Why American Marathon Runners Should Take a Stand for Religious Freedom at the Olympics

In what seems like a real-life version of the classic film Chariots of Fire, the Sabbath-observant Israeli runner Beatie Deutsch faces a predicament regarding the upcoming Tokyo Olympics. Nathan Lewin explains:

[T]he marathons—initially slated for a Sunday in 2020—are now rescheduled for a Saturday in 2021. [Deutsch] is an award-winning marathon runner who competes in a skirt, headscarf, and elbow-length sleeves. She won the Life-Time Miami women’s half-marathon in February 2020. She will probably represent Israel in the Tokyo event, but she will be able to run only if the race is not held on Shabbat.

[Since] the age of sports stars’ political neutrality is gone, [now] is the opportunity for the American marathon team . . . to emulate the basketball and baseball all-stars [protesting for social justice]. They and other American competitors in the Olympics should notify the Japanese Olympic officials that they will race only if no religious barrier is imposed that might cast a shadow over the fairness of the contest.

The American runners who have qualified to run in the 2021 Tokyo Olympics surely do not want potential triumphs to be marred by the disqualification of a runner who can’t compete because the adjusted schedule—moving the marathon from Sunday to Saturday—made it impossible for her to race. They can, and should, forcefully communicate this message to the Tokyo organizers.

Read more at JNS

More about: olympics, Shabbat, Sports


Iran’s Program of Subversion and Propaganda in the Caucasus

In the past week, Iranian proxies and clients have attacked Israel from the West Bank, Gaza, Lebanon, and Yemen. Iran also has substantial military assets in Iraq and Syria—countries over which it exercises a great deal of control—which could launch significant attacks on Israel as well. Tehran, in addition, has stretched its influence northward into both Azerbaijan and Armenia. While Israel has diplomatic relations with both of these rival nations, its relationship with Baku is closer and involves significant military and security collaboration, some of which is directed against Iran. Alexander Grinberg writes:

Iran exploits ethnic and religious factors in both Armenia and Azerbaijan to further its interests. . . . In Armenia, Iran attempts to tarnish the legitimacy of the elected government and exploit the church’s nationalist position and tensions between it and the Armenian government; in Azerbaijan, the Iranian regime employs outright terrorist methods similar to its support for terrorist proxies in the Middle East [in order to] undermine the regime.

Huseyniyyun (Islamic Resistance Movement of Azerbaijan) is a terrorist militia made up of ethnic Azeris and designed to fight against Azerbaijan.
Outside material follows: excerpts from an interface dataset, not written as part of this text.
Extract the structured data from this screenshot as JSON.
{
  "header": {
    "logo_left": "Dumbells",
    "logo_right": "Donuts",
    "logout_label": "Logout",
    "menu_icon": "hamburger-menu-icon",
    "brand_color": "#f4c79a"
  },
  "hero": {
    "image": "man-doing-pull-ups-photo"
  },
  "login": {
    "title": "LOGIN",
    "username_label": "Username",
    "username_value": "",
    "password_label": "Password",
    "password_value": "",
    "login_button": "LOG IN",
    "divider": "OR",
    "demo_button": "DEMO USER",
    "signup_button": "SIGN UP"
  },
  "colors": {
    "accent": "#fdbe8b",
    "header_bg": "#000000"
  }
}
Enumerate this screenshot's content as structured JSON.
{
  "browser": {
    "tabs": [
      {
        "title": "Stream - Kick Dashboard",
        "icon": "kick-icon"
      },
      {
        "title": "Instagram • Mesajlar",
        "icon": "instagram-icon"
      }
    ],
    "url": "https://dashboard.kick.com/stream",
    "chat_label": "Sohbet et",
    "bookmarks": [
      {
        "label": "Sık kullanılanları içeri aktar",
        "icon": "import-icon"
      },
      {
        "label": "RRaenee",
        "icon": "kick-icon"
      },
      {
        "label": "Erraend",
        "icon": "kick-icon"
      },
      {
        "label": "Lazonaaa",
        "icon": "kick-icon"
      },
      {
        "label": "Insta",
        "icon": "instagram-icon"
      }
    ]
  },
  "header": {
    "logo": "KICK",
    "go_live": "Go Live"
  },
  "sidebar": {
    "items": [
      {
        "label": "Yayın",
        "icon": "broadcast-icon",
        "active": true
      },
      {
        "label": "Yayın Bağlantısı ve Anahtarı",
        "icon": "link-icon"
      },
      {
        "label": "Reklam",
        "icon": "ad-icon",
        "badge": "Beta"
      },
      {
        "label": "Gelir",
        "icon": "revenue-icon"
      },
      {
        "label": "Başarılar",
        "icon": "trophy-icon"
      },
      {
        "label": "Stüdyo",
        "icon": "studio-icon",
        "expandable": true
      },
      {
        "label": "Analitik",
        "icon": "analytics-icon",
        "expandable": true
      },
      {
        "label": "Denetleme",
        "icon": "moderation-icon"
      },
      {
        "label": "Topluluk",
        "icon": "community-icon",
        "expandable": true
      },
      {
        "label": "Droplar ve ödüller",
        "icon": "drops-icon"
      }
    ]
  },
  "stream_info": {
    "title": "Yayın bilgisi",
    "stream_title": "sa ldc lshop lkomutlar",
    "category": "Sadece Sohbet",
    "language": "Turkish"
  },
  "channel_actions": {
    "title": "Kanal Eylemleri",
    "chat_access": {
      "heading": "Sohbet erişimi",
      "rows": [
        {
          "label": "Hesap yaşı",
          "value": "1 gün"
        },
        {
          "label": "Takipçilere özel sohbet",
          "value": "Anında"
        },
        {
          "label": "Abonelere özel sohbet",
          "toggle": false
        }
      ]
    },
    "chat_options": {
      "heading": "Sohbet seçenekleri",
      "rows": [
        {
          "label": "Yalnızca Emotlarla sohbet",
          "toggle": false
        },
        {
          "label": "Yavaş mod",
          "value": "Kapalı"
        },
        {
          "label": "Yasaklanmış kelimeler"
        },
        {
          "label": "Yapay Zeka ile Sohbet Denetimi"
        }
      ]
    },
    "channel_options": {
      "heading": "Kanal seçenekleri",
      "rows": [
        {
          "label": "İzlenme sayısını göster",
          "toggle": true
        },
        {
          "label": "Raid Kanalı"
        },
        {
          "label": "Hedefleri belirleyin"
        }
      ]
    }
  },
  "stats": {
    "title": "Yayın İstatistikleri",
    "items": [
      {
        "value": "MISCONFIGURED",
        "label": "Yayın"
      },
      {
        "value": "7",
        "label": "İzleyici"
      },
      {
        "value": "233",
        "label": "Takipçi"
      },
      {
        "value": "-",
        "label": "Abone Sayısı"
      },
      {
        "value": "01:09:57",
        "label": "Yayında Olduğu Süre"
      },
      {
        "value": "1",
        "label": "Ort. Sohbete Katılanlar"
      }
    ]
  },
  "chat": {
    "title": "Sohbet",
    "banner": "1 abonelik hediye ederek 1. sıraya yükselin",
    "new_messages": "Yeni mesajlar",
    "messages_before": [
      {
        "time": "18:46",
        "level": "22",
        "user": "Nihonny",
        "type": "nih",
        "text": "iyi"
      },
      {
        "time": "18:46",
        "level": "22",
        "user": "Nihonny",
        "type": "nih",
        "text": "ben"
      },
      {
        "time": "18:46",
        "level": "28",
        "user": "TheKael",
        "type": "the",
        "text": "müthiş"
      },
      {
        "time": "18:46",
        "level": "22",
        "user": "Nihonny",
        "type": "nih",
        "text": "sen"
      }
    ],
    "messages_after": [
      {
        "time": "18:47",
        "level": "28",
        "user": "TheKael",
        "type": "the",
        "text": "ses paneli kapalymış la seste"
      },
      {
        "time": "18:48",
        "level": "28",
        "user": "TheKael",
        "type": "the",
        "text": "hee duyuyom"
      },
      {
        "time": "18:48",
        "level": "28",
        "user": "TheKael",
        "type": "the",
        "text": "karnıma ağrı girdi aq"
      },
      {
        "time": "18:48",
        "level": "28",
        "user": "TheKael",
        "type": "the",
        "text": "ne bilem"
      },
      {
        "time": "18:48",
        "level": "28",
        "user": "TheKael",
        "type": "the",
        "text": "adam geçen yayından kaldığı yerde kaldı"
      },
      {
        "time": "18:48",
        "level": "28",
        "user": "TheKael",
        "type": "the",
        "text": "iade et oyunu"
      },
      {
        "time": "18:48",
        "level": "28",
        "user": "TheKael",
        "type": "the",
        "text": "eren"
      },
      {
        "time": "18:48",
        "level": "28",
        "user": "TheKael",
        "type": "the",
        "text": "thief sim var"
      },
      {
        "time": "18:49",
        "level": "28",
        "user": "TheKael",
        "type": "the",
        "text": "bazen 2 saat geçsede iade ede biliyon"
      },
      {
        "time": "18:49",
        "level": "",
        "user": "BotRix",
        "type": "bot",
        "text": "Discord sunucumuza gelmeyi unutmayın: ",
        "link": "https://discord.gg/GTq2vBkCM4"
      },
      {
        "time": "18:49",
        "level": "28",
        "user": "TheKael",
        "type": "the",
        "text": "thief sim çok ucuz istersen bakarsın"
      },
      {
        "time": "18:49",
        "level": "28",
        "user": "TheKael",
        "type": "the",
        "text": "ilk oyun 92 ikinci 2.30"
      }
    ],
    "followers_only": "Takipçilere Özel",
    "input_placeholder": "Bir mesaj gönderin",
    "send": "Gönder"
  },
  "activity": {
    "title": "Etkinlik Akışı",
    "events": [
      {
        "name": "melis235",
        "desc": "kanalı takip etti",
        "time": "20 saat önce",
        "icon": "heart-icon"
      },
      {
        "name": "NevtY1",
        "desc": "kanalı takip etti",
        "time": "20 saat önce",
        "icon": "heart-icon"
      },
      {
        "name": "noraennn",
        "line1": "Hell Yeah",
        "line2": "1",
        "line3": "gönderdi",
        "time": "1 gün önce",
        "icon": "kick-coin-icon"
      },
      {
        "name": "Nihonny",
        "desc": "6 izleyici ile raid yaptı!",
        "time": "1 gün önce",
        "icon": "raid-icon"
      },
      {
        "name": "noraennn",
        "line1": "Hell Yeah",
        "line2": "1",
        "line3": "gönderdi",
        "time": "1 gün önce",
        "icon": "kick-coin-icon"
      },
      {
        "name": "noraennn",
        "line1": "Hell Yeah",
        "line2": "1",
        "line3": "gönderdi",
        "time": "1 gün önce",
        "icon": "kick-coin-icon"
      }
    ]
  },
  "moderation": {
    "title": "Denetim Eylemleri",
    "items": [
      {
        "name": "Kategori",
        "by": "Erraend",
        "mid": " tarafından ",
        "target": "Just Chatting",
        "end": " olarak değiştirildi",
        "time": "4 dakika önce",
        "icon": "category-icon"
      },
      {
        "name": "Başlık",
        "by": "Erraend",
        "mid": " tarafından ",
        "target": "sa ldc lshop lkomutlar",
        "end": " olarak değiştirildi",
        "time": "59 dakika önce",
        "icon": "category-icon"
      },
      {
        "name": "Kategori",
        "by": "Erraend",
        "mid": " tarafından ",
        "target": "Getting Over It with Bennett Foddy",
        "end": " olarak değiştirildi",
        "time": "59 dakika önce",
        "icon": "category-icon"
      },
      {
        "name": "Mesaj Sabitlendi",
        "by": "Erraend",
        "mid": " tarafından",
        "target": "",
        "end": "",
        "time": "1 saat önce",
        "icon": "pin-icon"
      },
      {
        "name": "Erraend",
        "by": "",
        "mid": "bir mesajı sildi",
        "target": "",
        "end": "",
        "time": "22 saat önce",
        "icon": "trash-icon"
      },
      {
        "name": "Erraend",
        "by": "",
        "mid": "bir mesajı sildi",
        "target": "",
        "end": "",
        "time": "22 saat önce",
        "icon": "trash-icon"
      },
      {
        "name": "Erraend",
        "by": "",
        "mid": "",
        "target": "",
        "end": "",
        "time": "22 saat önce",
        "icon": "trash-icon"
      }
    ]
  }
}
It was established by the Islamic Revolutionary Guard Corps . . . in the image of other pro-Iranian militias. . . . Currently, Huseyniyyun is not actively engaged in terrorist activities as Iran prefers more subtle methods of subversion. The organization serves as a mouthpiece of the Iranian regime on various Telegram channels in the Azeri language. The main impact of Huseyniyyun is that it helps spread Iranian propaganda in Azerbaijan.

The Iranian regime fears the end of hostilities between Armenia and Azerbaijan because this would limit its options for disruption. Iranian outlets are replete with anti-Semitic paranoia against Azerbaijan, accusing the country of awarding its territory to Zionists and NATO. . . . Likewise, it is noteworthy that Armenian nationalists reiterate hideous anti-Semitic tropes that are identical to those spouted by the Iranians and Palestinians. Moreover, leading Iranian analysts have no qualms about openly praising [sympathetic] Armenian clergy together with terrorist Iran-funded Azeri movements for working toward Iranian goals.

Read more at Jerusalem Institute for Strategy and Security

More about: Azerbaijan, Iran, Israeli Security